[20 NJ Page 497]
it would have absorbed it, and I believe the specialist on the Stock Exchange would bear me out."
Respondent does not contend that the blockage theory has no place in the valuation of shares of stock for inheritance tax purposes. He argues, however, that the evidence adduced by petitioners was taken into consideration but rejected because for a period of ten months subsequent to decedent's death there was no decline in the stock; in fact, there were ready purchasers with no sellers. The figure of $57 1/8 depressed by 4 points is said to represent an amount equal to the commission which would have been charged by a broker to effect a secondary distribution. Admitting that it would be reasonable to discount the value of a large block of stock which required its sale at or immediately after the death of the owner, or claim a deduction of expenses incident to a secondary distribution, respondent points out that so far as the record indicates no sale has taken place.
It is immaterial, of course, that no sale has taken place. If market value is to be an index of appraisal we necessarily deal in a hypothetical transaction so far as the claimant is concerned. The evidence submitted by the petitioners did not influence the Commissioner's determination because he was of the opinion that a healthy market for the stock in question existed, and we may infer from this that he considered a wholesale plan of disposition such as a secondary distribution would not be necessary.
During the ten years immediately preceding decedent's death the average monthly sales of J.J. Newberry Company common stock was 1,742 shares. From January 1944 through May 9, 1944 (date of decedent's death) the total shares traded totaled 3,900, ranging from a high of 61 to a low of 56. The usual daily volume was 100 shares. The largest daily volume was 1,000, which worked no adverse effect upon the stability of the price. And subsequent to May 9, 1944 it appears that the market price increased. During the balance of 1944 (from May 9 to December 31) a total of 4,600 shares were traded. Thus, during the entire year of 1944 only
[20 NJ Page 498]
8,500 shares were traded, or approximately 21% of the 40,000 odd shares owned by decedent at her death.
We conclude that a "thin" market for this stock existed.

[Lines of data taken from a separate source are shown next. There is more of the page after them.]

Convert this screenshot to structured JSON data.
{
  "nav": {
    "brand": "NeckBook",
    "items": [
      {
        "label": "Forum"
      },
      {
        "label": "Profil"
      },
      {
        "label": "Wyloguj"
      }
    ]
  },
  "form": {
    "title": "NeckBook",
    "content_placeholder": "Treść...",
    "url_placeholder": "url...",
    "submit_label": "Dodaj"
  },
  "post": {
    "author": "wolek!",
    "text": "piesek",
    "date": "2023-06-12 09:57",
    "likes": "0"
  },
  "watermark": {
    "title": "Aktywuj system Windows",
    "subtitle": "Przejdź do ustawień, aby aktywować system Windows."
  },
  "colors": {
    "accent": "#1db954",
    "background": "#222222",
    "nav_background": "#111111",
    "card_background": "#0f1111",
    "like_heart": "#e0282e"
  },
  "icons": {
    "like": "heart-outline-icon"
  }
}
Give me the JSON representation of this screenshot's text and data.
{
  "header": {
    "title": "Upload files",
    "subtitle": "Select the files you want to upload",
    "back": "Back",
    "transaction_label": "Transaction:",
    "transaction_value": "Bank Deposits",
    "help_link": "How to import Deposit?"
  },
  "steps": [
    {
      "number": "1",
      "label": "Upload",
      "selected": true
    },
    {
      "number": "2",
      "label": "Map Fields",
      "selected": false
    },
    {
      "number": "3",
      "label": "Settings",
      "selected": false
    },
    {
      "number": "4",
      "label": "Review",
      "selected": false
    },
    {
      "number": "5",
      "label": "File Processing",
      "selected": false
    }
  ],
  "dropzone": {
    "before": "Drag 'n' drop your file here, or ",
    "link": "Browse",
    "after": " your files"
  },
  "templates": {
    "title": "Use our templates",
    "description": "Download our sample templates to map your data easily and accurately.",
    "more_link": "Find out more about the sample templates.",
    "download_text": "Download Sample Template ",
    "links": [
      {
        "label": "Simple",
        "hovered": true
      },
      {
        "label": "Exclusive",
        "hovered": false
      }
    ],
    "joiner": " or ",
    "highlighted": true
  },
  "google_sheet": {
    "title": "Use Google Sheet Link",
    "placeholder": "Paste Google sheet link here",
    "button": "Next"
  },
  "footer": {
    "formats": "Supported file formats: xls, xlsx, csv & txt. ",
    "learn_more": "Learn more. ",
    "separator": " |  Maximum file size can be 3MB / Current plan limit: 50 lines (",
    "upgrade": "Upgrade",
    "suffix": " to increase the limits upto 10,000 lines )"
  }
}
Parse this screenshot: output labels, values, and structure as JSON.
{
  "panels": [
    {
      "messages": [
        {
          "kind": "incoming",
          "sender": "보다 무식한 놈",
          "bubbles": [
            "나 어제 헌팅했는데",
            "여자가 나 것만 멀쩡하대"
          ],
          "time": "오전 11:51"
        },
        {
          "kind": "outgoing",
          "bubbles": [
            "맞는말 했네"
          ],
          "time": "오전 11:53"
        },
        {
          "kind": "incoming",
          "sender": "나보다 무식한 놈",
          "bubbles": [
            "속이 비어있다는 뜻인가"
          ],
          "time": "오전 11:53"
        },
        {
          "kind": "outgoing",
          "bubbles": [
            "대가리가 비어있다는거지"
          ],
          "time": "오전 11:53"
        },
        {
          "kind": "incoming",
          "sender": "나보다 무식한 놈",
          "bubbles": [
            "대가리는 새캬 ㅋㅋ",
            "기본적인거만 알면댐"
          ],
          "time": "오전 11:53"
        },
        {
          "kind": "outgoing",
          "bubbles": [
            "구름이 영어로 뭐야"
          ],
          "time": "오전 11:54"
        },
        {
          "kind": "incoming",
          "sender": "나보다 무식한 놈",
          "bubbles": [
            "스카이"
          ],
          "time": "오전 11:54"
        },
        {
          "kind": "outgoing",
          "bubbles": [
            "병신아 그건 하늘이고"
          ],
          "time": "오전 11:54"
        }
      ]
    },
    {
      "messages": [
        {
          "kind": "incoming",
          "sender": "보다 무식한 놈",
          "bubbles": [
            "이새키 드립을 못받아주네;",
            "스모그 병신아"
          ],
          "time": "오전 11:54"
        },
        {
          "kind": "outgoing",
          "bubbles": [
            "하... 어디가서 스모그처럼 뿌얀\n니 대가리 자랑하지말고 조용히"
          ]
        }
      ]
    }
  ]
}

See Estate of McKitterick, 42 B.T.A. 130, 137 (Bd. Tax App. 1940). There was evidence that upon an offering of 300 shares subsequent to Mrs. Newberry's death the market declined 3 points. Although we accord the findings of the Transfer Inheritance Tax Bureau with the respect due to experienced judgment, Tracy v. Alexander, 17 N.J. 397 (1955), the report of the Commissioner (which was written in 1945) lacks the detail to clarify and substantiate his position upon the valuation in question. The respondent has not sought to reinforce the prior determination. Therefore the evidence adduced by the petitioners' expert to demonstrate that a secondary distribution would be the most prudent method of disposition of the large block of stock is convincing. The record sustains the contention. The valuation for inheritance tax purposes of the common stock to be included within decedent's estate will be valued at $53 1/8 per share.
The determination rendered by the Commissioner is affirmed, resulting in the inclusion of the value of the principal of the four John J. Newberry trusts in decedent's taxable estate, and reversed upon the valuation placed upon the common stock of the J.J. Newberry Company within decedent's estate, and the cause remanded for entry of an assessment in accordance with this opinion.
No costs will be taxed to either party.